The absence of prosecutions and a political commitment to secure them has ensured a de facto amnesty for most perpetrators from the past conflict.   The passage of time has lead to disappearing dockets and evidence, fading memories, the death of witnesses and indeed the death of perpetrators themselves who take the truth of atrocities to the grave and leave victims with neither truth nor justice.  Such is the case with Gideon Nieuwoudt who died in 2005, taking with him crucial evidence relating to the disappearance of the Pebco 3, the Motherwell Bombing, the torture and death of Steve Biko and more. 

PROSPECTS FOR DEALING WITH UNFINISHED BUSINESS

Prosecutions are not the only area of unfinished business from the TRC.  Recommendations relating to reparations, institutional transformation, ongoing truth-seeking and legal and administrative restitution are only some of the measures that are still underway or have yet to take place.  In the second half of 2005, the government has eventually moved forward with plans to establish a post-TRC unit at the Department of Justice.  It is hoped that this directorate will further the work of the TRC and monitor implementation of its recommendations.

In the final analysis it must be acknowledged that the TRC was a creative and unique response to the political challenges of the transition period.  Whatever its limitations and weaknesses as an institution, the fulfillment of the historic promises which justified the compromises reflected in the TRC processes now resides in the hands of the government. It is they who must ensure that the TRC’s legacy does not become one of an institution that was utilized to consolidate a limited transition at the expense of past victims.

The TRC argued that reconciliation was only possible on a foundation of truth and acknowledgement. The amount of ‘truth’ uncovered was limited and, as such, the TRC could more accurately have been described as an acknowledgement commission in that it served the primary purpose of validating and acknowledging the stories of victims rather than offering new truth. If this interpretation is correct, the volumes of unfinished business in this regard present an ongoing and fundamental challenge to the national reconciliation agenda. In the words of Jose Zalaquett, a former Commissioner with Chilean Truth Commission;  “Leaders should never forget that the lack of political pressure to put these issues on the agenda does not mean they are not boiling underground wanting to erupt. They will always come back to haunt you.”

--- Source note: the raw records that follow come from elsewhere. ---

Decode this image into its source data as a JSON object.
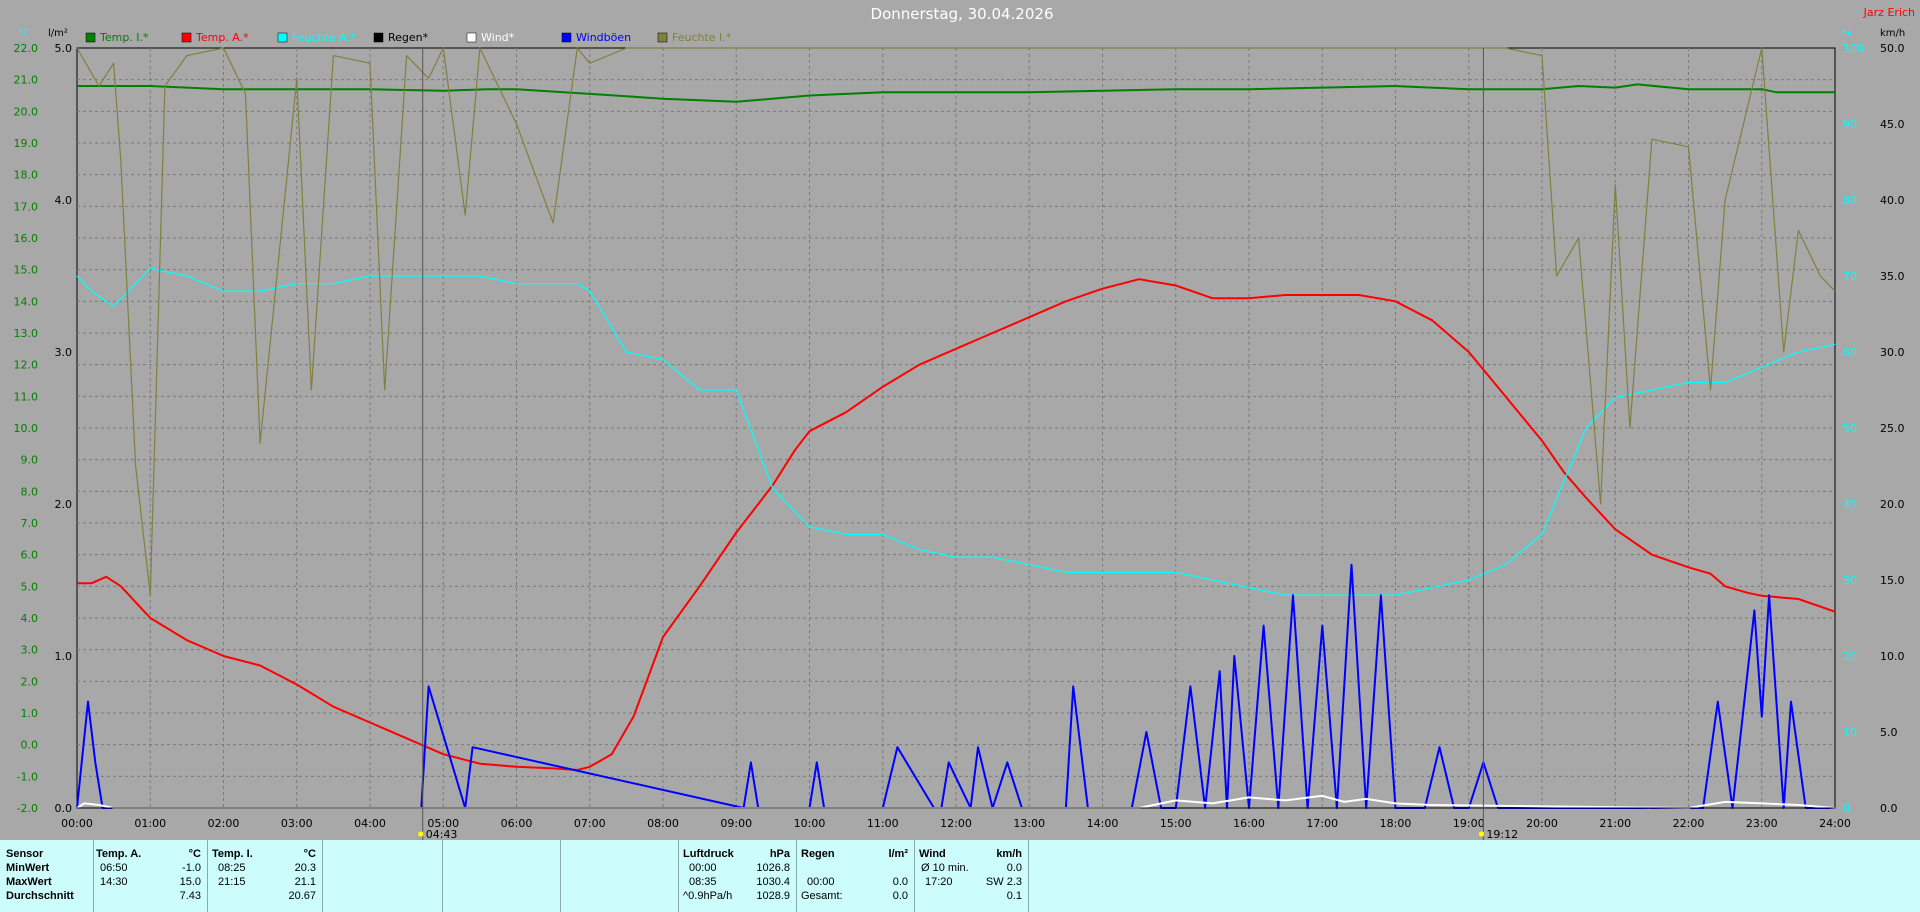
{
  "header": {
    "title": "Donnerstag, 30.04.2026",
    "author": "Jarz Erich"
  },
  "units": {
    "temp": "°C",
    "rain": "l/m²",
    "humidity": "%",
    "wind": "km/h"
  },
  "legend": [
    {
      "label": "Temp. I.*",
      "color": "#008000"
    },
    {
      "label": "Temp. A.*",
      "color": "#ff0000"
    },
    {
      "label": "Feuchte A.*",
      "color": "#00ffff"
    },
    {
      "label": "Regen*",
      "color": "#000000"
    },
    {
      "label": "Wind*",
      "color": "#ffffff"
    },
    {
      "label": "Windböen",
      "color": "#0000ff"
    },
    {
      "label": "Feuchte I.*",
      "color": "#808040"
    }
  ],
  "chart_data": {
    "type": "line",
    "title": "Donnerstag, 30.04.2026",
    "x_unit": "hours",
    "xlim": [
      0,
      24
    ],
    "x_ticks": [
      "00:00",
      "01:00",
      "02:00",
      "03:00",
      "04:00",
      "05:00",
      "06:00",
      "07:00",
      "08:00",
      "09:00",
      "10:00",
      "11:00",
      "12:00",
      "13:00",
      "14:00",
      "15:00",
      "16:00",
      "17:00",
      "18:00",
      "19:00",
      "20:00",
      "21:00",
      "22:00",
      "23:00",
      "24:00"
    ],
    "temp_axis": {
      "min": -2,
      "max": 22,
      "step": 1,
      "ticks": [
        "22.0",
        "21.0",
        "20.0",
        "19.0",
        "18.0",
        "17.0",
        "16.0",
        "15.0",
        "14.0",
        "13.0",
        "12.0",
        "11.0",
        "10.0",
        "9.0",
        "8.0",
        "7.0",
        "6.0",
        "5.0",
        "4.0",
        "3.0",
        "2.0",
        "1.0",
        "0.0",
        "-1.0",
        "-2.0"
      ]
    },
    "rain_axis": {
      "min": 0,
      "max": 5,
      "ticks": [
        "5.0",
        "4.0",
        "3.0",
        "2.0",
        "1.0",
        "0.0"
      ]
    },
    "humidity_axis": {
      "min": 0,
      "max": 100,
      "ticks": [
        "100",
        "90",
        "80",
        "70",
        "60",
        "50",
        "40",
        "30",
        "20",
        "10",
        "0"
      ]
    },
    "wind_axis": {
      "min": 0,
      "max": 50,
      "ticks": [
        "50.0",
        "45.0",
        "40.0",
        "35.0",
        "30.0",
        "25.0",
        "20.0",
        "15.0",
        "10.0",
        "5.0",
        "0.0"
      ]
    },
    "grid": true,
    "events": [
      {
        "x": 4.72,
        "label": "04:43"
      },
      {
        "x": 19.2,
        "label": "19:12"
      }
    ],
    "series": [
      {
        "name": "Temp. I.*",
        "color": "#008000",
        "axis": "temp",
        "x": [
          0,
          1,
          2,
          3,
          4,
          5,
          5.6,
          6,
          7,
          8,
          9,
          10,
          11,
          12,
          13,
          14,
          15,
          16,
          17,
          18,
          19,
          20,
          20.5,
          21,
          21.3,
          22,
          23,
          23.2,
          24
        ],
        "y": [
          20.8,
          20.8,
          20.7,
          20.7,
          20.7,
          20.65,
          20.7,
          20.7,
          20.55,
          20.4,
          20.3,
          20.5,
          20.6,
          20.6,
          20.6,
          20.65,
          20.7,
          20.7,
          20.75,
          20.8,
          20.7,
          20.7,
          20.8,
          20.75,
          20.85,
          20.7,
          20.7,
          20.6,
          20.6
        ]
      },
      {
        "name": "Temp. A.*",
        "color": "#ff0000",
        "axis": "temp",
        "x": [
          0,
          0.2,
          0.4,
          0.6,
          0.8,
          1,
          1.5,
          2,
          2.5,
          3,
          3.5,
          4,
          4.5,
          5,
          5.5,
          6,
          6.5,
          6.83,
          7,
          7.3,
          7.6,
          8,
          8.5,
          9,
          9.5,
          9.8,
          10,
          10.5,
          11,
          11.5,
          12,
          12.5,
          13,
          13.5,
          14,
          14.5,
          15,
          15.5,
          16,
          16.5,
          17,
          17.5,
          18,
          18.5,
          19,
          19.5,
          20,
          20.3,
          20.6,
          21,
          21.5,
          22,
          22.3,
          22.5,
          22.8,
          23,
          23.5,
          24
        ],
        "y": [
          5.1,
          5.1,
          5.3,
          5.0,
          4.5,
          4.0,
          3.3,
          2.8,
          2.5,
          1.9,
          1.2,
          0.7,
          0.2,
          -0.3,
          -0.6,
          -0.7,
          -0.75,
          -0.8,
          -0.7,
          -0.3,
          0.9,
          3.4,
          5.0,
          6.7,
          8.2,
          9.3,
          9.9,
          10.5,
          11.3,
          12.0,
          12.5,
          13.0,
          13.5,
          14.0,
          14.4,
          14.7,
          14.5,
          14.1,
          14.1,
          14.2,
          14.2,
          14.2,
          14.0,
          13.4,
          12.4,
          11.0,
          9.6,
          8.6,
          7.8,
          6.8,
          6.0,
          5.6,
          5.4,
          5.0,
          4.8,
          4.7,
          4.6,
          4.2
        ]
      },
      {
        "name": "Feuchte A.*",
        "color": "#00ffff",
        "axis": "humidity",
        "x": [
          0,
          0.2,
          0.5,
          1,
          1.5,
          2,
          2.5,
          3,
          3.5,
          4,
          4.5,
          5,
          5.5,
          6,
          6.5,
          6.83,
          7,
          7.5,
          8,
          8.5,
          9,
          9.5,
          10,
          10.5,
          11,
          11.5,
          12,
          12.5,
          13,
          13.5,
          14,
          14.5,
          15,
          15.5,
          16,
          16.5,
          17,
          17.5,
          18,
          18.5,
          19,
          19.5,
          20,
          20.3,
          20.6,
          21,
          21.5,
          22,
          22.5,
          23,
          23.5,
          24
        ],
        "y": [
          70,
          68,
          66,
          71,
          70,
          68,
          68,
          69,
          69,
          70,
          70,
          70,
          70,
          69,
          69,
          69,
          68,
          60,
          59,
          55,
          55,
          42,
          37,
          36,
          36,
          34,
          33,
          33,
          32,
          31,
          31,
          31,
          31,
          30,
          29,
          28,
          28,
          28,
          28,
          29,
          30,
          32,
          36,
          43,
          50,
          54,
          55,
          56,
          56,
          58,
          60,
          61
        ]
      },
      {
        "name": "Feuchte I.*",
        "color": "#808040",
        "axis": "humidity",
        "x": [
          0,
          0.3,
          0.5,
          0.6,
          0.8,
          1,
          1.2,
          1.5,
          2,
          2.3,
          2.5,
          3,
          3.2,
          3.5,
          4,
          4.2,
          4.5,
          4.8,
          5,
          5.3,
          5.5,
          6,
          6.5,
          6.83,
          7,
          7.5,
          8,
          9,
          10,
          11,
          12,
          13,
          14,
          15,
          16,
          17,
          18,
          19,
          19.5,
          20,
          20.2,
          20.5,
          20.8,
          21,
          21.2,
          21.5,
          22,
          22.3,
          22.5,
          23,
          23.3,
          23.5,
          23.8,
          24
        ],
        "y": [
          100,
          95,
          98,
          85,
          45,
          28,
          95,
          99,
          100,
          94,
          48,
          96,
          55,
          99,
          98,
          55,
          99,
          96,
          100,
          78,
          100,
          90,
          77,
          100,
          98,
          100,
          100,
          100,
          100,
          100,
          100,
          100,
          100,
          100,
          100,
          100,
          100,
          100,
          100,
          99,
          70,
          75,
          40,
          82,
          50,
          88,
          87,
          55,
          80,
          100,
          60,
          76,
          70,
          68
        ]
      },
      {
        "name": "Windböen",
        "color": "#0000ff",
        "axis": "wind",
        "x": [
          0,
          0.15,
          0.25,
          0.35,
          0.45,
          3.6,
          3.7,
          4.7,
          4.8,
          5.3,
          5.4,
          9.1,
          9.2,
          9.3,
          10.0,
          10.1,
          10.2,
          10.4,
          10.6,
          11.0,
          11.2,
          11.7,
          11.8,
          11.9,
          12.2,
          12.3,
          12.5,
          12.7,
          12.9,
          13.2,
          13.5,
          13.6,
          13.8,
          14.0,
          14.4,
          14.6,
          14.8,
          15.0,
          15.2,
          15.4,
          15.6,
          15.7,
          15.8,
          16.0,
          16.2,
          16.4,
          16.6,
          16.8,
          17.0,
          17.2,
          17.4,
          17.6,
          17.8,
          18.0,
          18.4,
          18.6,
          18.8,
          19.0,
          19.2,
          19.4,
          22.2,
          22.4,
          22.6,
          22.9,
          23.0,
          23.1,
          23.3,
          23.4,
          23.6,
          23.8,
          24
        ],
        "y": [
          0,
          7,
          3,
          0,
          0,
          0,
          0,
          0,
          8,
          0,
          4,
          0,
          3,
          0,
          0,
          3,
          0,
          0,
          0,
          0,
          4,
          0,
          0,
          3,
          0,
          4,
          0,
          3,
          0,
          0,
          0,
          8,
          0,
          0,
          0,
          5,
          0,
          0,
          8,
          0,
          9,
          0,
          10,
          0,
          12,
          0,
          14,
          0,
          12,
          0,
          16,
          0,
          14,
          0,
          0,
          4,
          0,
          0,
          3,
          0,
          0,
          7,
          0,
          13,
          6,
          14,
          0,
          7,
          0,
          0,
          0
        ]
      },
      {
        "name": "Wind*",
        "color": "#ffffff",
        "axis": "wind",
        "x": [
          0,
          0.1,
          0.3,
          0.5,
          14.5,
          15,
          15.5,
          16,
          16.5,
          17,
          17.3,
          17.6,
          18,
          18.5,
          22,
          22.5,
          23,
          23.5,
          24
        ],
        "y": [
          0,
          0.3,
          0.2,
          0,
          0,
          0.5,
          0.3,
          0.7,
          0.5,
          0.8,
          0.4,
          0.6,
          0.3,
          0.2,
          0,
          0.4,
          0.3,
          0.2,
          0
        ]
      },
      {
        "name": "Regen*",
        "color": "#000000",
        "axis": "rain",
        "x": [
          0,
          24
        ],
        "y": [
          0,
          0
        ]
      }
    ]
  },
  "stats": {
    "sensor_col": {
      "title": "Sensor",
      "rows": [
        "MinWert",
        "MaxWert",
        "Durchschnitt"
      ]
    },
    "temp_a": {
      "title": "Temp. A.",
      "unit": "°C",
      "min_time": "06:50",
      "min_val": "-1.0",
      "max_time": "14:30",
      "max_val": "15.0",
      "avg": "7.43"
    },
    "temp_i": {
      "title": "Temp. I.",
      "unit": "°C",
      "min_time": "08:25",
      "min_val": "20.3",
      "max_time": "21:15",
      "max_val": "21.1",
      "avg": "20.67"
    },
    "pressure": {
      "title": "Luftdruck",
      "unit": "hPa",
      "min_time": "00:00",
      "min_val": "1026.8",
      "max_time": "08:35",
      "max_val": "1030.4",
      "trend_label": "^0.9hPa/h",
      "trend_val": "1028.9"
    },
    "rain": {
      "title": "Regen",
      "unit": "l/m²",
      "max_time": "00:00",
      "max_val": "0.0",
      "total_label": "Gesamt:",
      "total_val": "0.0"
    },
    "wind": {
      "title": "Wind",
      "unit": "km/h",
      "min_time": "Ø 10 min.",
      "min_val": "0.0",
      "max_time": "17:20",
      "max_val": "SW 2.3",
      "avg": "0.1"
    }
  }
}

Reconciliation was also interpreted as synonymous with forgiveness, and tremendous pressure was exerted on victims who came before the Commission to ‘forgive’.  The emphasis on a discourse of reconciliation at the public hearings came at a cost of invalidating displays of ‘negative’ emotions.  Some of these emotions – such as anger, anguish or resentment – are legitimate healing emotions for those who have suffered loss. Their dismissal in favour of forced forgiveness had the potential to do additional damage to victims by denying them the process of natural grieving and healing. There was no link between victim and perpetrator in the form of atonement – perpetrators were granted amnesty with no obligation to community service or contributing to reparations.

The concern with national reconciliation interspersed with a few public displays of individual reconciliation allowed the more crucial question of community reconciliation to fall through the cracks.  The TRC failed to adequately address the site of the worst violence, that of the black communities during the 1990s when the fighting between the IFP (supported and resourced by the white government) and the ANC claimed more lives than the individual death toll perpetrated by the regime to that time.  Today victims and perpetrators continue to live side by side in communities across KwaZulu-Natal and pockets of Gauteng. Where these communities have not initiated their own attempts at reconciliation, the divisions continue into the new dispensation, undermining attempts at development and reconstruction and perpetuating the cycle of poverty and violence.